What is needed
Take every entry below and copy it out word for word.

Given entries
★ ★ ★ ★ ★

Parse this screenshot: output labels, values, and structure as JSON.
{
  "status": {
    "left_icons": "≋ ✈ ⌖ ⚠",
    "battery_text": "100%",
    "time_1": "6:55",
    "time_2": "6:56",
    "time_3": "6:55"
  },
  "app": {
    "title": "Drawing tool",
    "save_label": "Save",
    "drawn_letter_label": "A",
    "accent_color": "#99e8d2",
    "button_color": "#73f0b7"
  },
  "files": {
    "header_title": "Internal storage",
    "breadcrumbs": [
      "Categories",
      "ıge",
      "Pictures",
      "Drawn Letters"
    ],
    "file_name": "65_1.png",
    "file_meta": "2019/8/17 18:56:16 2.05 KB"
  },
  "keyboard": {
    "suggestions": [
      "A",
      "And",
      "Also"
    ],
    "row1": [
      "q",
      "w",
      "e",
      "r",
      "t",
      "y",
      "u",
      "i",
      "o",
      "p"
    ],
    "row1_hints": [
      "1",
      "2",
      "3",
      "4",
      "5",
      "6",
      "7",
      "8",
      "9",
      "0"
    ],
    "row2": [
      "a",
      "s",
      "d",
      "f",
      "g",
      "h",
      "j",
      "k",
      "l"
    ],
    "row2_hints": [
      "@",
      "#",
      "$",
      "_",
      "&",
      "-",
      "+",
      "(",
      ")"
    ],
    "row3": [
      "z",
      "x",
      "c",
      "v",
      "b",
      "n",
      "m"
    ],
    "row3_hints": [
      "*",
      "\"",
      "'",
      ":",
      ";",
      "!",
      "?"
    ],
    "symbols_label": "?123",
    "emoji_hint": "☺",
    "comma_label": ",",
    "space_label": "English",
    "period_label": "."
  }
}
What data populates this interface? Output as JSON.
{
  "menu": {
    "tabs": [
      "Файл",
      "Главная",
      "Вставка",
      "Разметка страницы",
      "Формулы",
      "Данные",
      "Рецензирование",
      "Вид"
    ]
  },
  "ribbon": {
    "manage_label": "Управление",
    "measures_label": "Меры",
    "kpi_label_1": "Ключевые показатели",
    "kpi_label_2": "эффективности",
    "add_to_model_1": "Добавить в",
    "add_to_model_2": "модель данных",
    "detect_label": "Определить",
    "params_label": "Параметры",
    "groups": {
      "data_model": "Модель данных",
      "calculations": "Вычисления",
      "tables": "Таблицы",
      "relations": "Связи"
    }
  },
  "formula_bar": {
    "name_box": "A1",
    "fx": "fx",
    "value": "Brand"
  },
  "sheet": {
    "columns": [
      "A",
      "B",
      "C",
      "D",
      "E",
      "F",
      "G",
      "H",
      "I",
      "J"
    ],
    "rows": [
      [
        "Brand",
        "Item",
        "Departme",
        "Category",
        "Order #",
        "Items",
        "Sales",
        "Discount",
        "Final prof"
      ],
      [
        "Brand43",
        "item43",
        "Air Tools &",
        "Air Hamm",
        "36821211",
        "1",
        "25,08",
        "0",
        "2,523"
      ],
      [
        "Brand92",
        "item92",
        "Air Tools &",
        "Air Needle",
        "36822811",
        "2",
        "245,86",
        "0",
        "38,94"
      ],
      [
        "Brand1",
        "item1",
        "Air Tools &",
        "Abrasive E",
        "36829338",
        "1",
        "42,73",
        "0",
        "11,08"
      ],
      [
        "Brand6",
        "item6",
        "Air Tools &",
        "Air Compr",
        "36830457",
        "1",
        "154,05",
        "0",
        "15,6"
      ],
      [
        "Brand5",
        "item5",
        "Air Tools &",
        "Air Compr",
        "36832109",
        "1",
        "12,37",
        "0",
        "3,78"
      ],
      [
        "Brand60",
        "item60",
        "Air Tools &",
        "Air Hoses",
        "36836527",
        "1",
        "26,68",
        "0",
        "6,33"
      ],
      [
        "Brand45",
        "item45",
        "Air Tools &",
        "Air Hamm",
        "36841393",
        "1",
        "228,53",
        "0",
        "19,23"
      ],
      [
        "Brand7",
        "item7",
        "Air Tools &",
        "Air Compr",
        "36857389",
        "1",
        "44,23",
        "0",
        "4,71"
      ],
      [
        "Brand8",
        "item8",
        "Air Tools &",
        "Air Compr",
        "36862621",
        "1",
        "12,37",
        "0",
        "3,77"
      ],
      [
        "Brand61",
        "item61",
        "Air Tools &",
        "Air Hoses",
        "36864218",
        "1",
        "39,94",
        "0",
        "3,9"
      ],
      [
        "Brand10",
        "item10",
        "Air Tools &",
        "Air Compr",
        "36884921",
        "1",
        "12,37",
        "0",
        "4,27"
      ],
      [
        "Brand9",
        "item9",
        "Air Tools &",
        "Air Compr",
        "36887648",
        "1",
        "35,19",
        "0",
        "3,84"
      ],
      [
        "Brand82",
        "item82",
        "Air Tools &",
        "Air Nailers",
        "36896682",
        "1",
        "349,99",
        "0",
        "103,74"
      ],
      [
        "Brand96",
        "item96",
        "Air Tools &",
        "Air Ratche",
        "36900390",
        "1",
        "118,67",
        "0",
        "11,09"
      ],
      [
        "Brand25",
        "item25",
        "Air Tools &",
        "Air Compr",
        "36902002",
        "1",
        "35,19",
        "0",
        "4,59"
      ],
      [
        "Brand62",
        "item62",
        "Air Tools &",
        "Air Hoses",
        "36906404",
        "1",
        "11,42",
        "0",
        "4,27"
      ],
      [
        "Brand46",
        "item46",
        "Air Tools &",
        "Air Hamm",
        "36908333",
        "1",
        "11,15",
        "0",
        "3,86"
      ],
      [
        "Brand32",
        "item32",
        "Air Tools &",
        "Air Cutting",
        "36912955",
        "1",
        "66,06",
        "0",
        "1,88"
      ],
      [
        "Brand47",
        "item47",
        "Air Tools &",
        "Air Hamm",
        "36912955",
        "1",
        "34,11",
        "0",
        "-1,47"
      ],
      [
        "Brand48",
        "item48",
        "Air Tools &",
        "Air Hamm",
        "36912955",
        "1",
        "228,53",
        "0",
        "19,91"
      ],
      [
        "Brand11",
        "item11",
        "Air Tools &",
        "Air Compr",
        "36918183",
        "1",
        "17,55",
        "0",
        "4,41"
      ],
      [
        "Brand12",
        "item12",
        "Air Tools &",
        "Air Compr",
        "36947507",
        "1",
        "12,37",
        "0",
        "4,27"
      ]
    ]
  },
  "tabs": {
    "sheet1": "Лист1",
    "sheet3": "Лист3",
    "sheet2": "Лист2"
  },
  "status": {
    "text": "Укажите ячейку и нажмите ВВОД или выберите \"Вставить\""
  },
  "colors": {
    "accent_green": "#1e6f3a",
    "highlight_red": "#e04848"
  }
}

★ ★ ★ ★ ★

Solution to the problem
Parse this screenshot: output labels, values, and structure as JSON.
{
  "status": {
    "left_icons": "≋ ✈ ⌖ ⚠",
    "battery_text": "100%",
    "time_1": "6:55",
    "time_2": "6:56",
    "time_3": "6:55"
  },
  "app": {
    "title": "Drawing tool",
    "save_label": "Save",
    "drawn_letter_label": "A",
    "accent_color": "#99e8d2",
    "button_color": "#73f0b7"
  },
  "files": {
    "header_title": "Internal storage",
    "breadcrumbs": [
      "Categories",
      "ıge",
      "Pictures",
      "Drawn Letters"
    ],
    "file_name": "65_1.png",
    "file_meta": "2019/8/17 18:56:16 2.05 KB"
  },
  "keyboard": {
    "suggestions": [
      "A",
      "And",
      "Also"
    ],
    "row1": [
      "q",
      "w",
      "e",
      "r",
      "t",
      "y",
      "u",
      "i",
      "o",
      "p"
    ],
    "row1_hints": [
      "1",
      "2",
      "3",
      "4",
      "5",
      "6",
      "7",
      "8",
      "9",
      "0"
    ],
    "row2": [
      "a",
      "s",
      "d",
      "f",
      "g",
      "h",
      "j",
      "k",
      "l"
    ],
    "row2_hints": [
      "@",
      "#",
      "$",
      "_",
      "&",
      "-",
      "+",
      "(",
      ")"
    ],
    "row3": [
      "z",
      "x",
      "c",
      "v",
      "b",
      "n",
      "m"
    ],
    "row3_hints": [
      "*",
      "\"",
      "'",
      ":",
      ";",
      "!",
      "?"
    ],
    "symbols_label": "?123",
    "emoji_hint": "☺",
    "comma_label": ",",
    "space_label": "English",
    "period_label": "."
  }
}
What data populates this interface? Output as JSON.
{
  "menu": {
    "tabs": [
      "Файл",
      "Главная",
      "Вставка",
      "Разметка страницы",
      "Формулы",
      "Данные",
      "Рецензирование",
      "Вид"
    ]
  },
  "ribbon": {
    "manage_label": "Управление",
    "measures_label": "Меры",
    "kpi_label_1": "Ключевые показатели",
    "kpi_label_2": "эффективности",
    "add_to_model_1": "Добавить в",
    "add_to_model_2": "модель данных",
    "detect_label": "Определить",
    "params_label": "Параметры",
    "groups": {
      "data_model": "Модель данных",
      "calculations": "Вычисления",
      "tables": "Таблицы",
      "relations": "Связи"
    }
  },
  "formula_bar": {
    "name_box": "A1",
    "fx": "fx",
    "value": "Brand"
  },
  "sheet": {
    "columns": [
      "A",
      "B",
      "C",
      "D",
      "E",
      "F",
      "G",
      "H",
      "I",
      "J"
    ],
    "rows": [
      [
        "Brand",
        "Item",
        "Departme",
        "Category",
        "Order #",
        "Items",
        "Sales",
        "Discount",
        "Final prof"
      ],
      [
        "Brand43",
        "item43",
        "Air Tools &",
        "Air Hamm",
        "36821211",
        "1",
        "25,08",
        "0",
        "2,523"
      ],
      [
        "Brand92",
        "item92",
        "Air Tools &",
        "Air Needle",
        "36822811",
        "2",
        "245,86",
        "0",
        "38,94"
      ],
      [
        "Brand1",
        "item1",
        "Air Tools &",
        "Abrasive E",
        "36829338",
        "1",
        "42,73",
        "0",
        "11,08"
      ],
      [
        "Brand6",
        "item6",
        "Air Tools &",
        "Air Compr",
        "36830457",
        "1",
        "154,05",
        "0",
        "15,6"
      ],
      [
        "Brand5",
        "item5",
        "Air Tools &",
        "Air Compr",
        "36832109",
        "1",
        "12,37",
        "0",
        "3,78"
      ],
      [
        "Brand60",
        "item60",
        "Air Tools &",
        "Air Hoses",
        "36836527",
        "1",
        "26,68",
        "0",
        "6,33"
      ],
      [
        "Brand45",
        "item45",
        "Air Tools &",
        "Air Hamm",
        "36841393",
        "1",
        "228,53",
        "0",
        "19,23"
      ],
      [
        "Brand7",
        "item7",
        "Air Tools &",
        "Air Compr",
        "36857389",
        "1",
        "44,23",
        "0",
        "4,71"
      ],
      [
        "Brand8",
        "item8",
        "Air Tools &",
        "Air Compr",
        "36862621",
        "1",
        "12,37",
        "0",
        "3,77"
      ],
      [
        "Brand61",
        "item61",
        "Air Tools &",
        "Air Hoses",
        "36864218",
        "1",
        "39,94",
        "0",
        "3,9"
      ],
      [
        "Brand10",
        "item10",
        "Air Tools &",
        "Air Compr",
        "36884921",
        "1",
        "12,37",
        "0",
        "4,27"
      ],
      [
        "Brand9",
        "item9",
        "Air Tools &",
        "Air Compr",
        "36887648",
        "1",
        "35,19",
        "0",
        "3,84"
      ],
      [
        "Brand82",
        "item82",
        "Air Tools &",
        "Air Nailers",
        "36896682",
        "1",
        "349,99",
        "0",
        "103,74"
      ],
      [
        "Brand96",
        "item96",
        "Air Tools &",
        "Air Ratche",
        "36900390",
        "1",
        "118,67",
        "0",
        "11,09"
      ],
      [
        "Brand25",
        "item25",
        "Air Tools &",
        "Air Compr",
        "36902002",
        "1",
        "35,19",
        "0",
        "4,59"
      ],
      [
        "Brand62",
        "item62",
        "Air Tools &",
        "Air Hoses",
        "36906404",
        "1",
        "11,42",
        "0",
        "4,27"
      ],
      [
        "Brand46",
        "item46",
        "Air Tools &",
        "Air Hamm",
        "36908333",
        "1",
        "11,15",
        "0",
        "3,86"
      ],
      [
        "Brand32",
        "item32",
        "Air Tools &",
        "Air Cutting",
        "36912955",
        "1",
        "66,06",
        "0",
        "1,88"
      ],
      [
        "Brand47",
        "item47",
        "Air Tools &",
        "Air Hamm",
        "36912955",
        "1",
        "34,11",
        "0",
        "-1,47"
      ],
      [
        "Brand48",
        "item48",
        "Air Tools &",
        "Air Hamm",
        "36912955",
        "1",
        "228,53",
        "0",
        "19,91"
      ],
      [
        "Brand11",
        "item11",
        "Air Tools &",
        "Air Compr",
        "36918183",
        "1",
        "17,55",
        "0",
        "4,41"
      ],
      [
        "Brand12",
        "item12",
        "Air Tools &",
        "Air Compr",
        "36947507",
        "1",
        "12,37",
        "0",
        "4,27"
      ]
    ]
  },
  "tabs": {
    "sheet1": "Лист1",
    "sheet3": "Лист3",
    "sheet2": "Лист2"
  },
  "status": {
    "text": "Укажите ячейку и нажмите ВВОД или выберите \"Вставить\""
  },
  "colors": {
    "accent_green": "#1e6f3a",
    "highlight_red": "#e04848"
  }
}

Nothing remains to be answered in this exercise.